Exercise requirements
Exactly how many lines below mention "title"? Answer with that number alone.

-------- Exercise inputs --------

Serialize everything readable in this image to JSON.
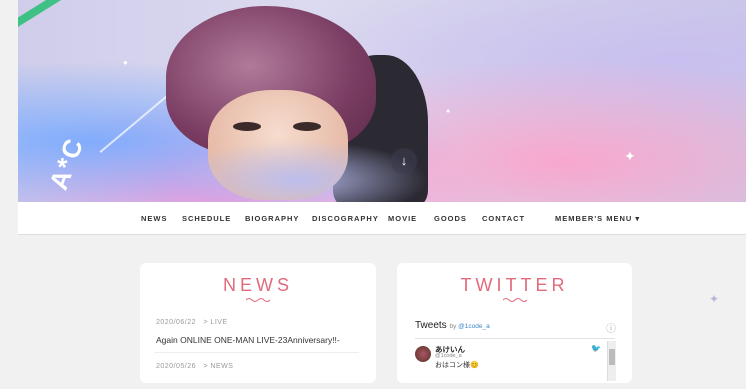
{
  "hero": {
    "logo_text": "A*C",
    "scroll_icon": "down-arrow-icon",
    "scroll_glyph": "↓"
  },
  "nav": {
    "items": [
      "NEWS",
      "SCHEDULE",
      "BIOGRAPHY",
      "DISCOGRAPHY",
      "MOVIE",
      "GOODS",
      "CONTACT"
    ],
    "member_menu": "MEMBER'S MENU ▾"
  },
  "news": {
    "title": "NEWS",
    "items": [
      {
        "date": "2020/06/22",
        "category": "> LIVE",
        "title": "Again ONLINE ONE-MAN LIVE-23Anniversary!!-"
      },
      {
        "date": "2020/05/26",
        "category": "> NEWS",
        "title": ""
      }
    ]
  },
  "twitter": {
    "title": "TWITTER",
    "tweets_label": "Tweets",
    "by_label": "by",
    "handle_link": "@1code_a",
    "info_glyph": "ⓘ",
    "tweet": {
      "name": "あけいん",
      "handle": "@1code_a",
      "text": "おはコン様😊"
    }
  },
  "colors": {
    "accent": "#e06b7c",
    "nav_text": "#333333",
    "link": "#3a86c8",
    "background": "#f1f1f2"
  }
}
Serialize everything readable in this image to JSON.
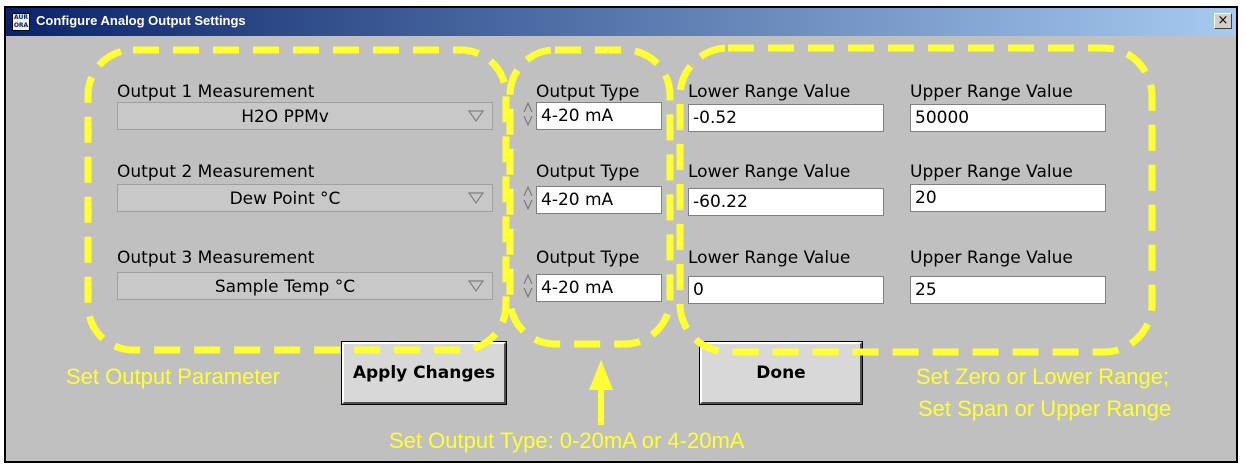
{
  "window": {
    "title": "Configure Analog Output Settings",
    "icon_text": "AUR ORA",
    "close_label": "×"
  },
  "outputs": [
    {
      "measurement_label": "Output 1 Measurement",
      "measurement_value": "H2O PPMv",
      "type_label": "Output Type",
      "type_value": "4-20 mA",
      "lower_label": "Lower Range Value",
      "lower_value": "-0.52",
      "upper_label": "Upper Range Value",
      "upper_value": "50000"
    },
    {
      "measurement_label": "Output 2 Measurement",
      "measurement_value": "Dew Point °C",
      "type_label": "Output Type",
      "type_value": "4-20 mA",
      "lower_label": "Lower Range Value",
      "lower_value": "-60.22",
      "upper_label": "Upper Range Value",
      "upper_value": "20"
    },
    {
      "measurement_label": "Output 3 Measurement",
      "measurement_value": "Sample Temp °C",
      "type_label": "Output Type",
      "type_value": "4-20 mA",
      "lower_label": "Lower Range Value",
      "lower_value": "0",
      "upper_label": "Upper Range Value",
      "upper_value": "25"
    }
  ],
  "buttons": {
    "apply": "Apply Changes",
    "done": "Done"
  },
  "annotations": {
    "color": "#ffff33",
    "set_output_parameter": "Set Output Parameter",
    "set_output_type": "Set Output Type: 0-20mA or 4-20mA",
    "set_zero": "Set Zero or Lower Range;",
    "set_span": "Set Span or Upper Range"
  }
}
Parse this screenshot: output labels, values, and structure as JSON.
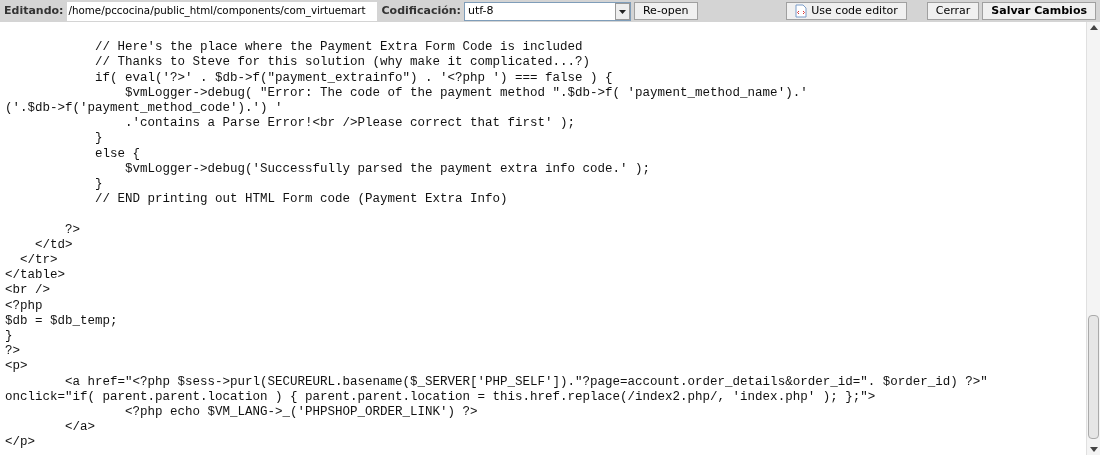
{
  "toolbar": {
    "file_label": "Editando:",
    "file_path": "/home/pccocina/public_html/components/com_virtuemart",
    "encoding_label": "Codificación:",
    "encoding_value": "utf-8",
    "buttons": [
      {
        "label": "Re-open",
        "kind": "plain",
        "bold": false
      },
      {
        "label": "Use code editor",
        "kind": "icon",
        "bold": false
      },
      {
        "label": "Cerrar",
        "kind": "plain",
        "bold": false
      },
      {
        "label": "Salvar Cambios",
        "kind": "plain",
        "bold": true
      }
    ]
  },
  "code_lines": [
    {
      "text": "            // Here's the place where the Payment Extra Form Code is included",
      "gap_before": true
    },
    {
      "text": "            // Thanks to Steve for this solution (why make it complicated...?)",
      "gap_before": false
    },
    {
      "text": "            if( eval('?>' . $db->f(\"payment_extrainfo\") . '<?php ') === false ) {",
      "gap_before": false
    },
    {
      "text": "                $vmLogger->debug( \"Error: The code of the payment method \".$db->f( 'payment_method_name').'",
      "gap_before": false
    },
    {
      "text": "('.$db->f('payment_method_code').') '",
      "gap_before": false
    },
    {
      "text": "                .'contains a Parse Error!<br />Please correct that first' );",
      "gap_before": false
    },
    {
      "text": "            }",
      "gap_before": false
    },
    {
      "text": "            else {",
      "gap_before": false
    },
    {
      "text": "                $vmLogger->debug('Successfully parsed the payment extra info code.' );",
      "gap_before": false
    },
    {
      "text": "            }",
      "gap_before": false
    },
    {
      "text": "            // END printing out HTML Form code (Payment Extra Info)",
      "gap_before": false
    },
    {
      "text": "        ?>",
      "gap_before": true
    },
    {
      "text": "    </td>",
      "gap_before": false
    },
    {
      "text": "  </tr>",
      "gap_before": false
    },
    {
      "text": "</table>",
      "gap_before": false
    },
    {
      "text": "<br />",
      "gap_before": false
    },
    {
      "text": "<?php",
      "gap_before": false
    },
    {
      "text": "$db = $db_temp;",
      "gap_before": false
    },
    {
      "text": "}",
      "gap_before": false
    },
    {
      "text": "?>",
      "gap_before": false
    },
    {
      "text": "<p>",
      "gap_before": false
    },
    {
      "text": "        <a href=\"<?php $sess->purl(SECUREURL.basename($_SERVER['PHP_SELF']).\"?page=account.order_details&order_id=\". $order_id) ?>\"",
      "gap_before": false
    },
    {
      "text": "onclick=\"if( parent.parent.location ) { parent.parent.location = this.href.replace(/index2.php/, 'index.php' ); };\">",
      "gap_before": false
    },
    {
      "text": "                <?php echo $VM_LANG->_('PHPSHOP_ORDER_LINK') ?>",
      "gap_before": false
    },
    {
      "text": "        </a>",
      "gap_before": false
    },
    {
      "text": "</p>",
      "gap_before": false
    }
  ]
}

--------

Completed exercise
5